__TASK DIRECTIONS__. Search term "title": copy each line of the data containing it.

+---+

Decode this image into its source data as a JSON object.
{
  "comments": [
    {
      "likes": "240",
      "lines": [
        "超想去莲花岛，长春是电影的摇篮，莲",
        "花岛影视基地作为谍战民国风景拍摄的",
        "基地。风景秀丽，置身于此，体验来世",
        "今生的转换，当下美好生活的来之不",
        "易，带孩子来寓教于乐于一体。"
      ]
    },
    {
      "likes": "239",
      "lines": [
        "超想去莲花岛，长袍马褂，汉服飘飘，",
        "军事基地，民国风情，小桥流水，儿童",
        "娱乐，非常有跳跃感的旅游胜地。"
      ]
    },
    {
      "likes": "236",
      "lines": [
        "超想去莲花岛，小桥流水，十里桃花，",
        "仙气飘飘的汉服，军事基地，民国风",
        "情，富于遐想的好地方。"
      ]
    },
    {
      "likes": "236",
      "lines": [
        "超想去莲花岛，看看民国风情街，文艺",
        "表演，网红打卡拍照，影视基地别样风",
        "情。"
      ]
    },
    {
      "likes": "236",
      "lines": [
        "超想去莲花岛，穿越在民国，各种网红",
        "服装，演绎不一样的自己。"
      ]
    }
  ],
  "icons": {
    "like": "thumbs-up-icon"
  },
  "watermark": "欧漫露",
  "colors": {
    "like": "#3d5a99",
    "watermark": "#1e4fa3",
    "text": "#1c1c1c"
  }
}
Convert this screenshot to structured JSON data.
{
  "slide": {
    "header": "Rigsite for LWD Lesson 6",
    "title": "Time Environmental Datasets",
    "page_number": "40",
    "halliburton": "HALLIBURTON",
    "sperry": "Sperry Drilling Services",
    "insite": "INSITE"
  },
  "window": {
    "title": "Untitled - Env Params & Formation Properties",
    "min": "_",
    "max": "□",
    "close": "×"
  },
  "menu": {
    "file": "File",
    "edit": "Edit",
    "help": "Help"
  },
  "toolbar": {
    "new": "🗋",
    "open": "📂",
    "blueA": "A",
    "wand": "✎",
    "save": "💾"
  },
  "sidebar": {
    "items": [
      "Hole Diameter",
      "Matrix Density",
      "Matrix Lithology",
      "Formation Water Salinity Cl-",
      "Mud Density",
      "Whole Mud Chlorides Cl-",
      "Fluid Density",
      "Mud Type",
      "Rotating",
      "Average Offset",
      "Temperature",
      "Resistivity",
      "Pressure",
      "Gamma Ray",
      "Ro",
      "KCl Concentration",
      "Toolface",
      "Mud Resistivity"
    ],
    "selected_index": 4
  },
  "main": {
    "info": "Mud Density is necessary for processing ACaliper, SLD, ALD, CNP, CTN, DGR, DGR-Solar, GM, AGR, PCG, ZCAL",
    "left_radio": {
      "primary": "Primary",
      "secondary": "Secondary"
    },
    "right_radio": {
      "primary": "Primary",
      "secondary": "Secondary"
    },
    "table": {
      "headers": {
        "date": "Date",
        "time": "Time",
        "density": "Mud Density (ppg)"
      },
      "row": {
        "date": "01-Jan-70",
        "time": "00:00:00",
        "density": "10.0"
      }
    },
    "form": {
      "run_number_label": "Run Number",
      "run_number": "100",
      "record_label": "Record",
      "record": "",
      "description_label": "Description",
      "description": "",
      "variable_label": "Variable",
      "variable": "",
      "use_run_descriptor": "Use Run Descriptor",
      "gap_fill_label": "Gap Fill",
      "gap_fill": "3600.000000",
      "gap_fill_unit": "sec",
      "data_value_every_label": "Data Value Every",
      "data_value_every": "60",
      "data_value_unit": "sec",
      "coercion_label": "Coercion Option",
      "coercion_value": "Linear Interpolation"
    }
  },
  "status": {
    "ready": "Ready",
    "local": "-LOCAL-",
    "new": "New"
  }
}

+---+

__SOLUTION__.
    "title": "Time Environmental Datasets",
    "title": "Untitled - Env Params & Formation Properties",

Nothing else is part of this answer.